Records from a collection
+--

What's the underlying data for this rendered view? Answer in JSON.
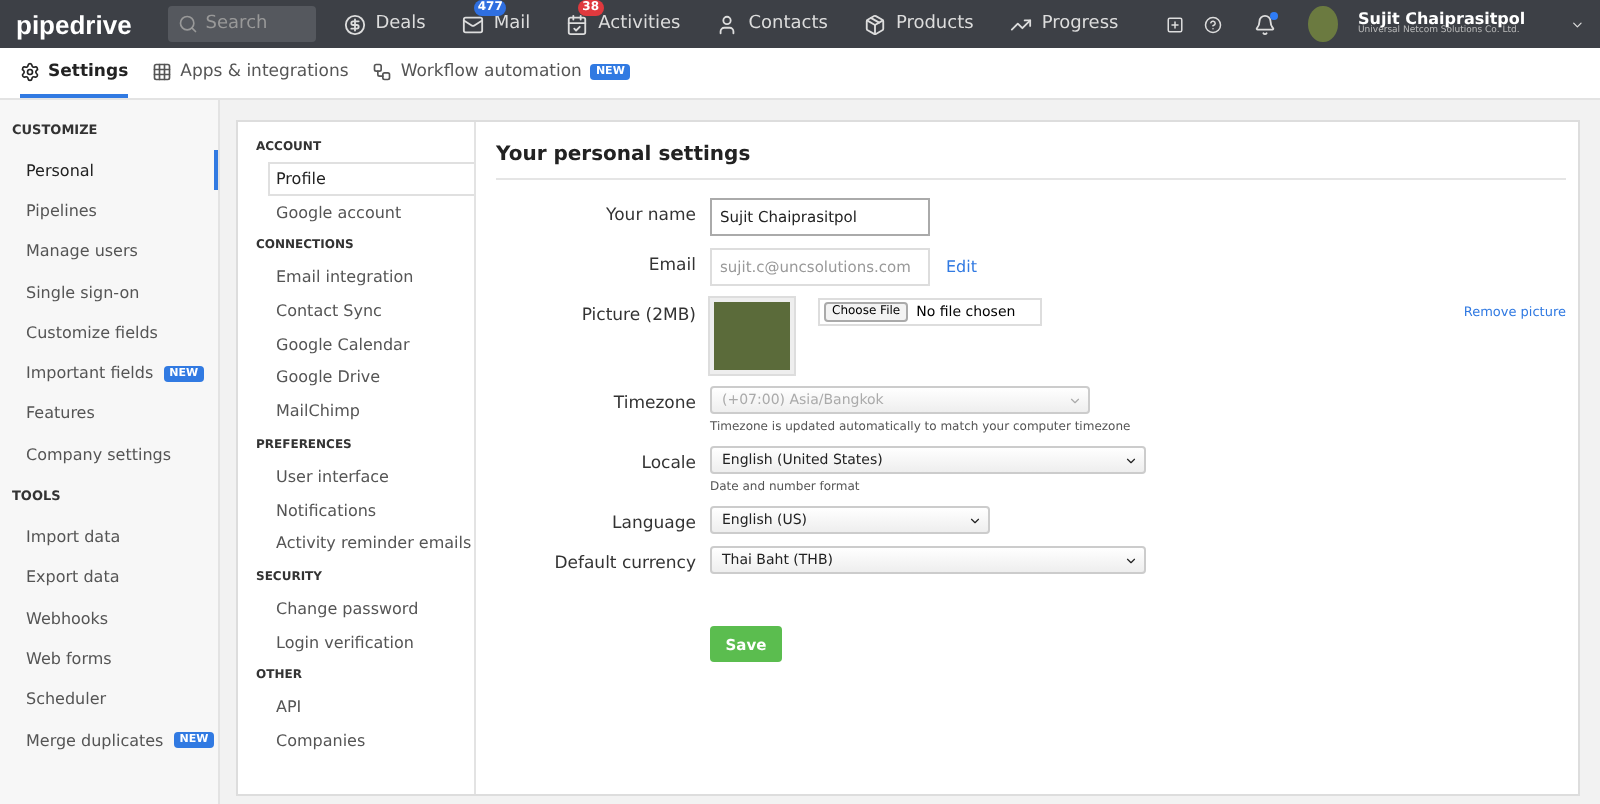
{
  "topbar": {
    "logo": "pipedrive",
    "search": {
      "placeholder": "Search"
    },
    "nav": [
      {
        "kind": "deals",
        "label": "Deals"
      },
      {
        "kind": "mail",
        "label": "Mail",
        "badge": "477",
        "color": "#2f6fe0"
      },
      {
        "kind": "activities",
        "label": "Activities",
        "badge": "38",
        "color": "#e0393e"
      },
      {
        "kind": "contacts",
        "label": "Contacts"
      },
      {
        "kind": "products",
        "label": "Products"
      },
      {
        "kind": "progress",
        "label": "Progress"
      }
    ],
    "notification_dot": true,
    "user": {
      "name": "Sujit Chaiprasitpol",
      "company": "Universal Netcom Solutions Co. Ltd."
    }
  },
  "tabs": [
    {
      "kind": "settings",
      "label": "Settings",
      "selected": true
    },
    {
      "kind": "apps",
      "label": "Apps & integrations",
      "selected": false
    },
    {
      "kind": "workflow",
      "label": "Workflow automation",
      "selected": false,
      "badge": "NEW"
    }
  ],
  "sidebar": [
    {
      "heading": "CUSTOMIZE",
      "items": [
        {
          "label": "Personal",
          "selected": true
        },
        {
          "label": "Pipelines",
          "selected": false
        },
        {
          "label": "Manage users",
          "selected": false
        },
        {
          "label": "Single sign-on",
          "selected": false
        },
        {
          "label": "Customize fields",
          "selected": false
        },
        {
          "label": "Important fields",
          "selected": false,
          "badge": "NEW"
        },
        {
          "label": "Features",
          "selected": false
        },
        {
          "label": "Company settings",
          "selected": false
        }
      ]
    },
    {
      "heading": "TOOLS",
      "items": [
        {
          "label": "Import data",
          "selected": false
        },
        {
          "label": "Export data",
          "selected": false
        },
        {
          "label": "Webhooks",
          "selected": false
        },
        {
          "label": "Web forms",
          "selected": false
        },
        {
          "label": "Scheduler",
          "selected": false
        },
        {
          "label": "Merge duplicates",
          "selected": false,
          "badge": "NEW"
        }
      ]
    }
  ],
  "settings_nav": [
    {
      "heading": "ACCOUNT",
      "items": [
        {
          "label": "Profile",
          "selected": true
        },
        {
          "label": "Google account",
          "selected": false
        }
      ]
    },
    {
      "heading": "CONNECTIONS",
      "items": [
        {
          "label": "Email integration",
          "selected": false
        },
        {
          "label": "Contact Sync",
          "selected": false
        },
        {
          "label": "Google Calendar",
          "selected": false
        },
        {
          "label": "Google Drive",
          "selected": false
        },
        {
          "label": "MailChimp",
          "selected": false
        }
      ]
    },
    {
      "heading": "PREFERENCES",
      "items": [
        {
          "label": "User interface",
          "selected": false
        },
        {
          "label": "Notifications",
          "selected": false
        },
        {
          "label": "Activity reminder emails",
          "selected": false
        }
      ]
    },
    {
      "heading": "SECURITY",
      "items": [
        {
          "label": "Change password",
          "selected": false
        },
        {
          "label": "Login verification",
          "selected": false
        }
      ]
    },
    {
      "heading": "OTHER",
      "items": [
        {
          "label": "API",
          "selected": false
        },
        {
          "label": "Companies",
          "selected": false
        }
      ]
    }
  ],
  "form": {
    "title": "Your personal settings",
    "fields": [
      {
        "kind": "text",
        "label": "Your name",
        "value": "Sujit Chaiprasitpol",
        "disabled": false
      },
      {
        "kind": "text",
        "label": "Email",
        "value": "sujit.c@uncsolutions.com",
        "disabled": true,
        "action": "Edit"
      },
      {
        "kind": "picture",
        "label": "Picture (2MB)",
        "button": "Choose File",
        "status": "No file chosen",
        "action": "Remove picture"
      },
      {
        "kind": "select",
        "label": "Timezone",
        "value": "(+07:00) Asia/Bangkok",
        "disabled": true,
        "hint": "Timezone is updated automatically to match your computer timezone"
      },
      {
        "kind": "select",
        "label": "Locale",
        "value": "English (United States)",
        "disabled": false,
        "hint": "Date and number format"
      },
      {
        "kind": "select",
        "label": "Language",
        "value": "English (US)",
        "disabled": false
      },
      {
        "kind": "select",
        "label": "Default currency",
        "value": "Thai Baht (THB)",
        "disabled": false
      }
    ],
    "save": "Save"
  }
}
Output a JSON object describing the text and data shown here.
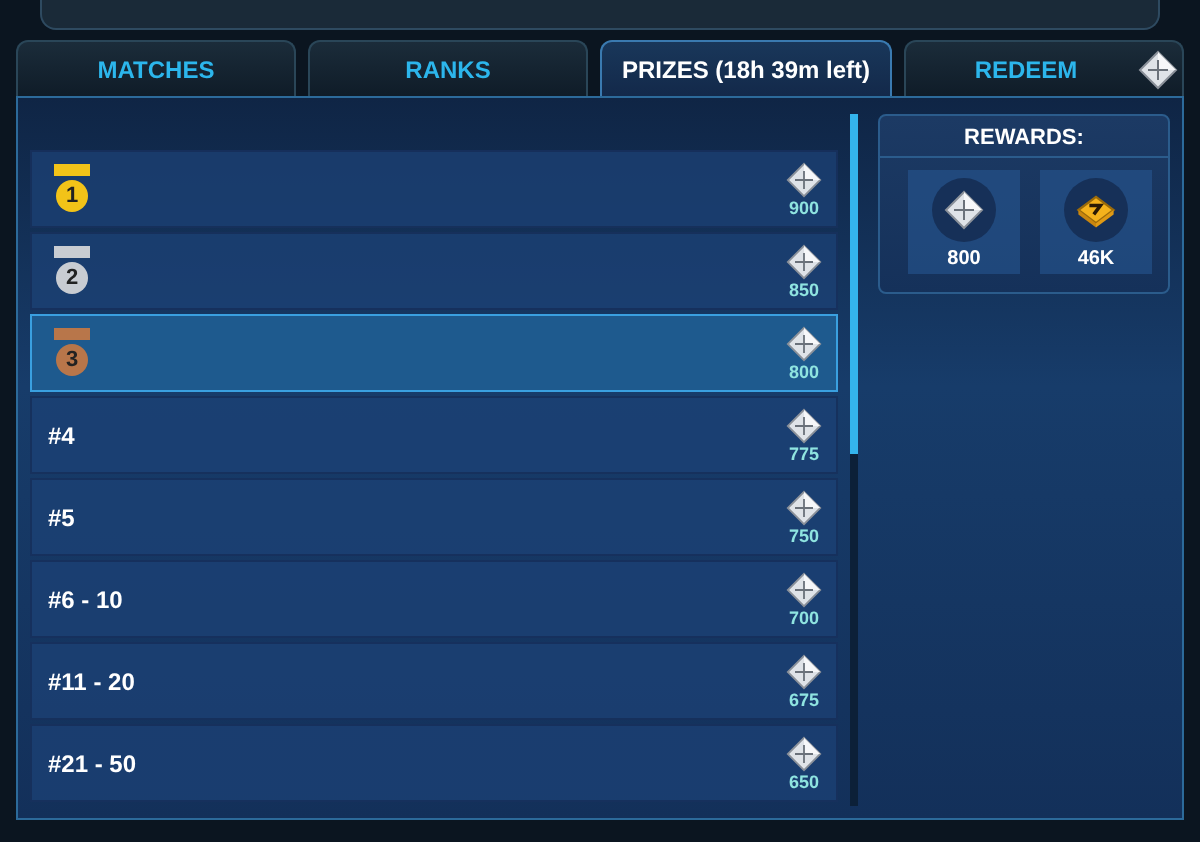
{
  "tabs": [
    {
      "label": "MATCHES",
      "selected": false
    },
    {
      "label": "RANKS",
      "selected": false
    },
    {
      "label": "PRIZES (18h 39m left)",
      "selected": true
    },
    {
      "label": "REDEEM",
      "selected": false
    }
  ],
  "prizes": [
    {
      "kind": "medal",
      "rank": "1",
      "color": "#f2c318",
      "amount": "900",
      "selected": false
    },
    {
      "kind": "medal",
      "rank": "2",
      "color": "#c8ccd2",
      "amount": "850",
      "selected": false
    },
    {
      "kind": "medal",
      "rank": "3",
      "color": "#b8764a",
      "amount": "800",
      "selected": true
    },
    {
      "kind": "text",
      "rank": "#4",
      "amount": "775",
      "selected": false
    },
    {
      "kind": "text",
      "rank": "#5",
      "amount": "750",
      "selected": false
    },
    {
      "kind": "text",
      "rank": "#6 - 10",
      "amount": "700",
      "selected": false
    },
    {
      "kind": "text",
      "rank": "#11 - 20",
      "amount": "675",
      "selected": false
    },
    {
      "kind": "text",
      "rank": "#21 - 50",
      "amount": "650",
      "selected": false
    }
  ],
  "rewards": {
    "title": "REWARDS:",
    "items": [
      {
        "kind": "diamond",
        "amount": "800"
      },
      {
        "kind": "gold",
        "amount": "46K"
      }
    ]
  }
}
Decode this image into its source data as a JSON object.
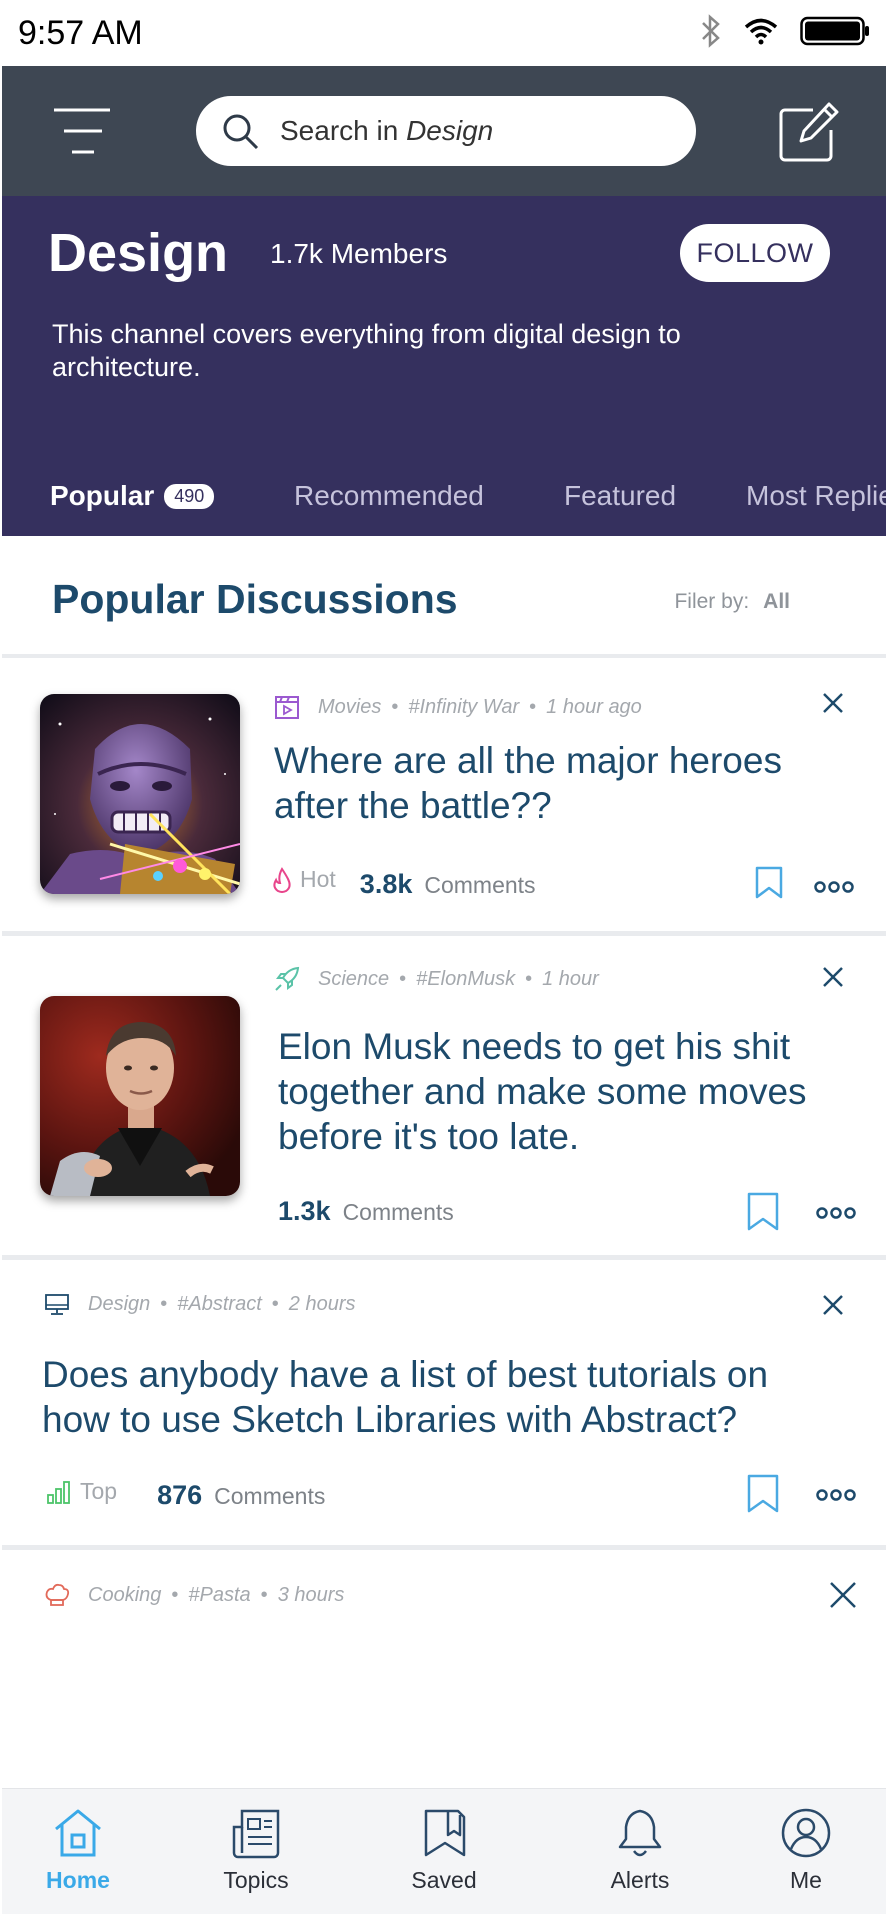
{
  "status_bar": {
    "time": "9:57 AM"
  },
  "header": {
    "search_prefix": "Search in ",
    "search_channel": "Design"
  },
  "channel": {
    "title": "Design",
    "members": "1.7k Members",
    "follow_label": "FOLLOW",
    "description": "This channel covers everything from digital design to architecture."
  },
  "tabs": [
    {
      "label": "Popular",
      "badge": "490",
      "active": true
    },
    {
      "label": "Recommended"
    },
    {
      "label": "Featured"
    },
    {
      "label": "Most Replied"
    }
  ],
  "section": {
    "title": "Popular Discussions",
    "filter_label": "Filer by:",
    "filter_value": "All"
  },
  "posts": [
    {
      "category": "Movies",
      "category_icon": "clapperboard-icon",
      "tag": "#Infinity War",
      "time": "1 hour ago",
      "title": "Where are all the major heroes after the battle??",
      "badge": "Hot",
      "badge_icon": "flame-icon",
      "count": "3.8k",
      "count_label": "Comments"
    },
    {
      "category": "Science",
      "category_icon": "rocket-icon",
      "tag": "#ElonMusk",
      "time": "1 hour",
      "title": "Elon Musk needs to get his shit together and make some moves before it's too late.",
      "count": "1.3k",
      "count_label": "Comments"
    },
    {
      "category": "Design",
      "category_icon": "monitor-icon",
      "tag": "#Abstract",
      "time": "2 hours",
      "title": "Does anybody have a list of best tutorials on how to use Sketch Libraries with Abstract?",
      "badge": "Top",
      "badge_icon": "bar-chart-icon",
      "count": "876",
      "count_label": "Comments"
    },
    {
      "category": "Cooking",
      "category_icon": "chef-hat-icon",
      "tag": "#Pasta",
      "time": "3 hours"
    }
  ],
  "bottom_nav": [
    {
      "label": "Home",
      "icon": "home-icon",
      "active": true
    },
    {
      "label": "Topics",
      "icon": "newspaper-icon"
    },
    {
      "label": "Saved",
      "icon": "bookmark-icon"
    },
    {
      "label": "Alerts",
      "icon": "bell-icon"
    },
    {
      "label": "Me",
      "icon": "user-circle-icon"
    }
  ],
  "colors": {
    "header_bg": "#3e4753",
    "channel_bg": "#35305e",
    "title_text": "#1d4a6b",
    "accent_blue": "#3aa9e8",
    "hot_pink": "#e8458b",
    "top_green": "#4cc46a"
  }
}
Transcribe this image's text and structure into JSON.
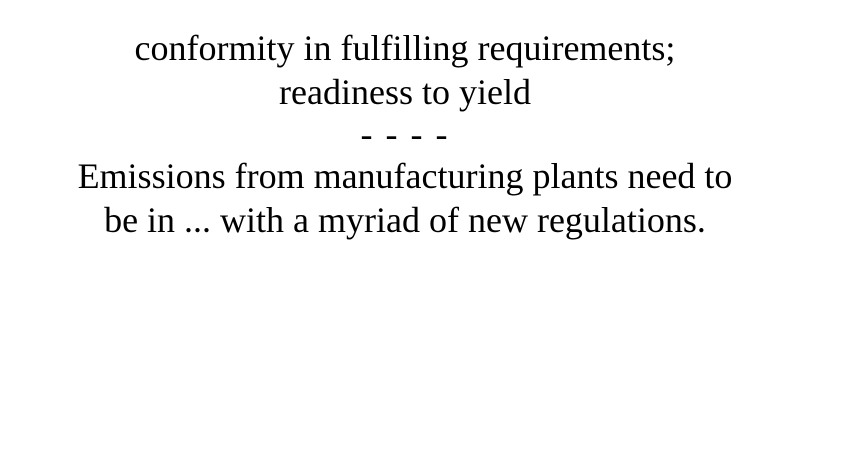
{
  "card": {
    "definition_lines": [
      "conformity in fulfilling requirements;",
      "readiness to yield"
    ],
    "separator": "- - - -",
    "example_lines": [
      "Emissions from manufacturing plants need to",
      "be in ... with a myriad of new regulations."
    ]
  }
}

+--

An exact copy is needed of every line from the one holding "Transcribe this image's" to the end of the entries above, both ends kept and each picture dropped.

Transcribe this image's text and structure into JSON.
{
  "card": {
    "definition_lines": [
      "conformity in fulfilling requirements;",
      "readiness to yield"
    ],
    "separator": "- - - -",
    "example_lines": [
      "Emissions from manufacturing plants need to",
      "be in ... with a myriad of new regulations."
    ]
  }
}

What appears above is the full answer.